If your elderly cat has a tendency to constipation, the extra bran fibre might be helpful. If you believe in the protective power of antioxidants, you should see to it that your pet receive them for its entire life. If your cat needs added fibre because it has diabetes, the added fibre might be helpful, however their senior formula is too high in carbohydrate for that use. Their increased glucosamine might help old cats that have arthritis. But the amount they consume will be less than with many joint supplements.
So, if you plan to offer your cat dry diet, a “Senior Formula” is a good food. But there is not much science to back up the slight formula modifications that have been made.
Another problem with “senior” formulas is their one-size-fits-all caloric content. Many older cats tend to be too chubby until they reach about 12 years of age. After that, many become too thin. Some gain or lose too much weight somewhat earlier or later. Overweight cats need a diet formula that is less caloric while underweight cats need just the opposite.

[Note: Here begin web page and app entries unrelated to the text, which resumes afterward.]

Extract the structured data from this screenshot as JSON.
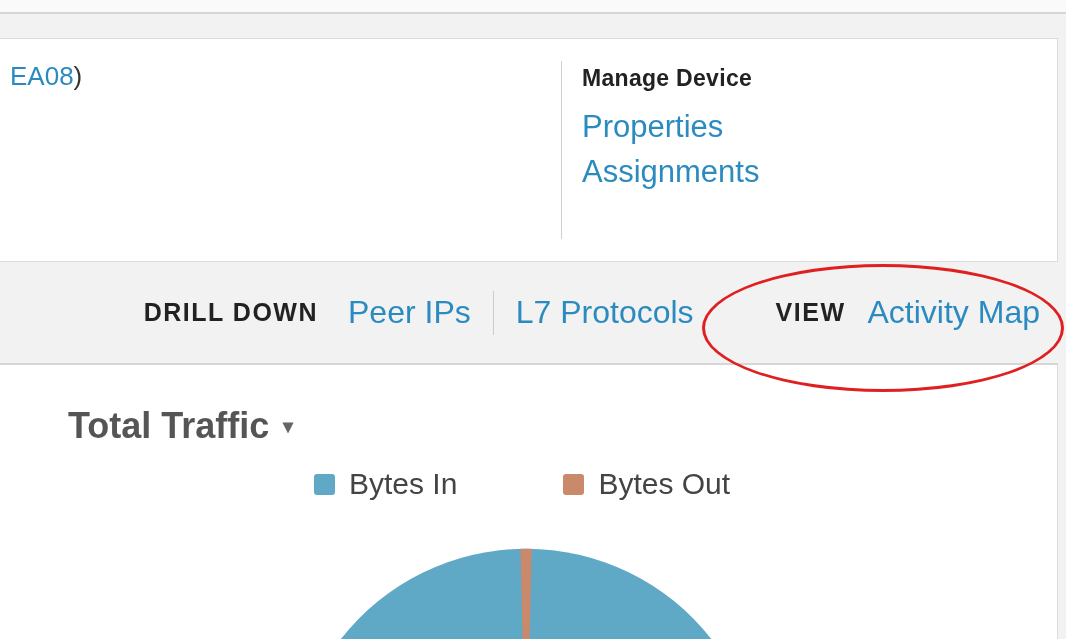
{
  "device_header": {
    "link": "EA08",
    "suffix": ")"
  },
  "manage_device": {
    "title": "Manage Device",
    "links": [
      "Properties",
      "Assignments"
    ]
  },
  "toolbar": {
    "drill_down_label": "DRILL DOWN",
    "drill_down_links": [
      "Peer IPs",
      "L7 Protocols"
    ],
    "view_label": "VIEW",
    "view_link": "Activity Map"
  },
  "chart_panel": {
    "title": "Total Traffic",
    "dropdown": "▾",
    "legend": [
      {
        "label": "Bytes In",
        "color": "#5fa8c6"
      },
      {
        "label": "Bytes Out",
        "color": "#c9896a"
      }
    ]
  }
}
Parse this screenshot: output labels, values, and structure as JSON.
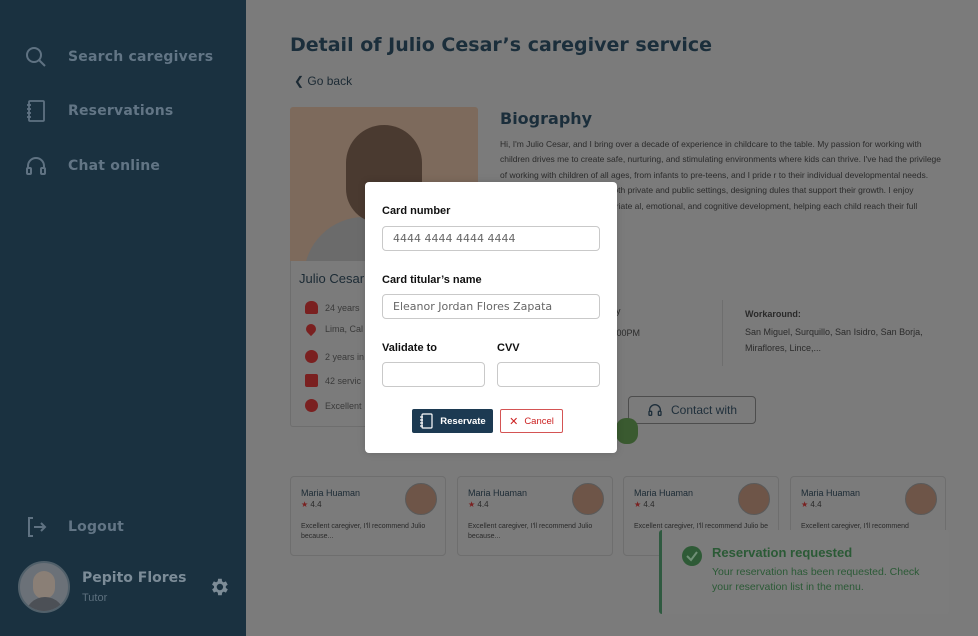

MY CAT HAS STOPPED EATING, SHOULD I PANIC
The simple answer to this question is yes.
Cat’s metabolism is totally different to dogs; they cannot go more than 3 or 4 days without eating, especially if they are obese/overweight at the start.
A cat that does not eat for a few days is prone to developing fatty liver, a potentially fatal disease if not diagnosed early and if not treated aggressively. This is a condition commonly seen in the elderly obese cat that may go off its food for another problem (but can affect cats of any age), but the anorexia then results in the liver developing serious disease.
In summary your elderly feline may require a lot of tender loving care as the years progress, be aware of any small changes in behaviour or feeding habits etc as they may be a warning that not all is well. We are now running a Senior Wellness Plan for our older patients at the Gibraltar Veterinary Clinic. With advances in veterinary care we are able to help the older sick animal but the earlier the diagnosis the more we can do.
For more information please phone Gibraltar Vetinary Clinic on